◆ **Entries supplied**
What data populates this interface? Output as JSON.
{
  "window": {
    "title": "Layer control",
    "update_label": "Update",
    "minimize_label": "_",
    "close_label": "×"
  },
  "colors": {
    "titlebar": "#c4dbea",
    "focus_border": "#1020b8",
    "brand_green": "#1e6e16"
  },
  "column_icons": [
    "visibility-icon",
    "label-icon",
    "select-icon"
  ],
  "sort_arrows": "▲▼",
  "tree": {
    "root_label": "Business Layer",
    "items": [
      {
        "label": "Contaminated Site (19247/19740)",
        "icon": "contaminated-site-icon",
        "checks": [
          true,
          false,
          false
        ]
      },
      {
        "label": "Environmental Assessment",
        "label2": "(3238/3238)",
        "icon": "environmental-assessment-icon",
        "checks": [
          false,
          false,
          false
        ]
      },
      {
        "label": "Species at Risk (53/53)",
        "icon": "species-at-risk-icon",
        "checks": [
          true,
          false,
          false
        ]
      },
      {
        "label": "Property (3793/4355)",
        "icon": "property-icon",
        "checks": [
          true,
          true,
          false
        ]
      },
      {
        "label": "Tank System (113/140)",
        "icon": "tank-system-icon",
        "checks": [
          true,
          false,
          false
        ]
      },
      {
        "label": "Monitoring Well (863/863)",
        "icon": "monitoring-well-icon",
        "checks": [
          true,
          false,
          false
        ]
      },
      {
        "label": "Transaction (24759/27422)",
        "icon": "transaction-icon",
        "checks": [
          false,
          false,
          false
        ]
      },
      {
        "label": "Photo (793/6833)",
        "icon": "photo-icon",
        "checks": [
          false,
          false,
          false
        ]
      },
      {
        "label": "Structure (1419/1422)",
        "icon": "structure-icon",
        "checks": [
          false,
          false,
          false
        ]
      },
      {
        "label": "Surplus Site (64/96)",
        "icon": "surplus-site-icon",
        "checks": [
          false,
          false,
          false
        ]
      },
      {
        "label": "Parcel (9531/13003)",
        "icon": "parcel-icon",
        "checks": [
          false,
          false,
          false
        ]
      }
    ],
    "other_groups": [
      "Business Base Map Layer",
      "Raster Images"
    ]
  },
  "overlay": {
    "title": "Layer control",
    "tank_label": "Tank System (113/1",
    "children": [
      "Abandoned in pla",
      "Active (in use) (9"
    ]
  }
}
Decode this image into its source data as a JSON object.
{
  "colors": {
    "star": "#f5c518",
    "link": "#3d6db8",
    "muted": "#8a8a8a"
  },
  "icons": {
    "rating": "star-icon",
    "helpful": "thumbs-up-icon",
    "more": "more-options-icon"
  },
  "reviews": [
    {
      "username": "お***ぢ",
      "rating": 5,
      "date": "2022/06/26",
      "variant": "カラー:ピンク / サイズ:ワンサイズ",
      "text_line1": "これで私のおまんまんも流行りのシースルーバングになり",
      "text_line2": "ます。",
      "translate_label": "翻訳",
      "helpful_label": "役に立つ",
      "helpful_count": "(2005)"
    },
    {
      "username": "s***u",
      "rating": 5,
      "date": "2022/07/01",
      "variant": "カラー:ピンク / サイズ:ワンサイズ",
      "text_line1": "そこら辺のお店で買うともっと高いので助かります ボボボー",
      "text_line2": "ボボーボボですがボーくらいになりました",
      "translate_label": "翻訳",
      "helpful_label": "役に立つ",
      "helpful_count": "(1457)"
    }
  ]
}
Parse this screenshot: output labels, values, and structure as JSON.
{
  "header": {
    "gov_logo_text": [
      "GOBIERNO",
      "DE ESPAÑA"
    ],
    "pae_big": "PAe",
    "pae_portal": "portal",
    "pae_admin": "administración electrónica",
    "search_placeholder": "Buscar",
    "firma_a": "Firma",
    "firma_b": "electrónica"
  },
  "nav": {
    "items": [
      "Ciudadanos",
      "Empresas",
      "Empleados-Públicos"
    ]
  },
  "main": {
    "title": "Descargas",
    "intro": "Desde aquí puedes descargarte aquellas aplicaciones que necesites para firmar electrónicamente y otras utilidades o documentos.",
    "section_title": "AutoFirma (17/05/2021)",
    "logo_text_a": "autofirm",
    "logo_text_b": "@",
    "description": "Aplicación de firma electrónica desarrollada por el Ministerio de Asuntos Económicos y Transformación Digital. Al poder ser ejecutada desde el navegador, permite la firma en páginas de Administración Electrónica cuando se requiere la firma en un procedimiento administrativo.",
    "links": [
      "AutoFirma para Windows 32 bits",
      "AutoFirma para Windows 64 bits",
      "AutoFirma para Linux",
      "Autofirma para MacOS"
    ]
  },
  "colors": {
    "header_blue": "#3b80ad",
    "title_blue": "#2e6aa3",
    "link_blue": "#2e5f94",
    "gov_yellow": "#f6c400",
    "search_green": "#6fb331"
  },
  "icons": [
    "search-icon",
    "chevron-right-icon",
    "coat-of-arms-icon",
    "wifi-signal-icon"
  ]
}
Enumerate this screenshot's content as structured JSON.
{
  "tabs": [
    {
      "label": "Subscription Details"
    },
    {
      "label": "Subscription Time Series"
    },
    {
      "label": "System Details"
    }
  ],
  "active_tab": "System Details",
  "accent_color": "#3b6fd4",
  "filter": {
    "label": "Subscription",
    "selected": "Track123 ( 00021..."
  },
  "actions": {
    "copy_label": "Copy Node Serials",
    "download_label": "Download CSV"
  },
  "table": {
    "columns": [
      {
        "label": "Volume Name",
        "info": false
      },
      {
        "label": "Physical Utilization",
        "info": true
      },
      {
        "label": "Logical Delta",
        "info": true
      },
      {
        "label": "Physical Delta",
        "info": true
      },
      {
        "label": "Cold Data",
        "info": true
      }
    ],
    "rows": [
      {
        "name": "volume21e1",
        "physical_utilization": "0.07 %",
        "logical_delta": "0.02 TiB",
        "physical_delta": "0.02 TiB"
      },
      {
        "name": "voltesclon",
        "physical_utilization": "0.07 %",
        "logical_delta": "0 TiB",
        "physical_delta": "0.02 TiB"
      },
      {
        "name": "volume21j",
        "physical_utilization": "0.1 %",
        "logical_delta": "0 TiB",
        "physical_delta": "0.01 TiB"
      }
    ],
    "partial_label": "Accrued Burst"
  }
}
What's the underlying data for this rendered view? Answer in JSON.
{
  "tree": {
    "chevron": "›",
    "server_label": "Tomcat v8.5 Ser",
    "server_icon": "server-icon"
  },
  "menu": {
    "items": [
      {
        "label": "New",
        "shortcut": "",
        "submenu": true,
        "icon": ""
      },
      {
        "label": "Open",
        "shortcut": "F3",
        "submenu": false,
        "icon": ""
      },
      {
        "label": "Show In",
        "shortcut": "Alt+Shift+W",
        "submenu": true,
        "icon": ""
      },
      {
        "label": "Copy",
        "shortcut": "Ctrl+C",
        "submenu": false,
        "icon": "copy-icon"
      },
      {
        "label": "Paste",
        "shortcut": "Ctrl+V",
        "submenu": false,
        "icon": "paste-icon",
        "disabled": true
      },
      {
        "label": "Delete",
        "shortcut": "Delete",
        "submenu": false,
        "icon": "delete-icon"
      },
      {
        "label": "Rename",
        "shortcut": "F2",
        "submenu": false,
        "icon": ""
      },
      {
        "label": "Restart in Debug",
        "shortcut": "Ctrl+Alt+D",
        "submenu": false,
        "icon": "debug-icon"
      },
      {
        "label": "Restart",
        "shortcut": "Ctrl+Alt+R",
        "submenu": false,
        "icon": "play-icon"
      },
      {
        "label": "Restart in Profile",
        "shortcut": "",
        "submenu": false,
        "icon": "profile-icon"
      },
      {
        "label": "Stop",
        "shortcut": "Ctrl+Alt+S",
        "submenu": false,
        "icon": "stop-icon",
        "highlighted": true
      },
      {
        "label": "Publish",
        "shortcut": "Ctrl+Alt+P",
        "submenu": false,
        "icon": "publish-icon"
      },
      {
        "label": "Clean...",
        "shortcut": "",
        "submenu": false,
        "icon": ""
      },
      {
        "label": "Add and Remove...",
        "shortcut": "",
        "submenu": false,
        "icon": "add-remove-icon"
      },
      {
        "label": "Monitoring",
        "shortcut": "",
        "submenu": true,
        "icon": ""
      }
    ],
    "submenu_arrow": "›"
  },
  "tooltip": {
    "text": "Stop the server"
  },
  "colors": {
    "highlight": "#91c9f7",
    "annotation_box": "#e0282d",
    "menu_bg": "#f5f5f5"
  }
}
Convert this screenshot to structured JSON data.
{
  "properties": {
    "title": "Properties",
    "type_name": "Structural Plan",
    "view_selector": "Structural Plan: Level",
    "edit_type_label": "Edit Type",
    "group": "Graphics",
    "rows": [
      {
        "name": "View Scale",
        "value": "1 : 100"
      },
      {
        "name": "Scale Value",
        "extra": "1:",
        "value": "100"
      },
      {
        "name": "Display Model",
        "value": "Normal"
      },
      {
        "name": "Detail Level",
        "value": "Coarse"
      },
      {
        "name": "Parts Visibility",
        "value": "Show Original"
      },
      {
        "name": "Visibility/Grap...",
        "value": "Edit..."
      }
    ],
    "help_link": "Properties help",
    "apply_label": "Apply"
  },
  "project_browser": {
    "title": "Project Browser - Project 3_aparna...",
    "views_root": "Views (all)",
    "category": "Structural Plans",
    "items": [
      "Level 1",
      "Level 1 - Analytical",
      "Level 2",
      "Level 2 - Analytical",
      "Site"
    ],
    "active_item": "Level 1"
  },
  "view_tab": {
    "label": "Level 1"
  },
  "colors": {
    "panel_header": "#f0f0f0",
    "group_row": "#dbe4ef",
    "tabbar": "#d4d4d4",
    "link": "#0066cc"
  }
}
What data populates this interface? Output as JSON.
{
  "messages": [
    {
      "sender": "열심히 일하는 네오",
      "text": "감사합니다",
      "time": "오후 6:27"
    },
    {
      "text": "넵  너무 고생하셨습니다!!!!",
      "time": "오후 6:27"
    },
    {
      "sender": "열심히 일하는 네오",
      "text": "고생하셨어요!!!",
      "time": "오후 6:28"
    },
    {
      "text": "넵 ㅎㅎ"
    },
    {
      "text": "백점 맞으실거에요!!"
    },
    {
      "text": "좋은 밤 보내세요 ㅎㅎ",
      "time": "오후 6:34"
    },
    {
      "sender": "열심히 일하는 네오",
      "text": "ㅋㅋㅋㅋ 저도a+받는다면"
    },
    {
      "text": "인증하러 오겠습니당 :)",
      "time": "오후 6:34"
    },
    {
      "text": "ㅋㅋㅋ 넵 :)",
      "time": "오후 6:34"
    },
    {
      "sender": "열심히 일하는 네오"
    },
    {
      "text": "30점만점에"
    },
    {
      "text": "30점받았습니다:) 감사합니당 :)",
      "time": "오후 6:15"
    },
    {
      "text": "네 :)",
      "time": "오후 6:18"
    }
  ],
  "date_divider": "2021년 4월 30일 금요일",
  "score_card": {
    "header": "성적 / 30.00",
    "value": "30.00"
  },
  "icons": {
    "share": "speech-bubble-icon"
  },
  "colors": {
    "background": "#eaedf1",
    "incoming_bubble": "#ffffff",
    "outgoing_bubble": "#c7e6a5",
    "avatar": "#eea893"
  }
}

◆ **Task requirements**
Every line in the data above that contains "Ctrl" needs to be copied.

◆ **Answer to this task**
        "shortcut": "Ctrl+C",
        "shortcut": "Ctrl+V",
        "shortcut": "Ctrl+Alt+D",
        "shortcut": "Ctrl+Alt+R",
        "shortcut": "Ctrl+Alt+S",
        "shortcut": "Ctrl+Alt+P",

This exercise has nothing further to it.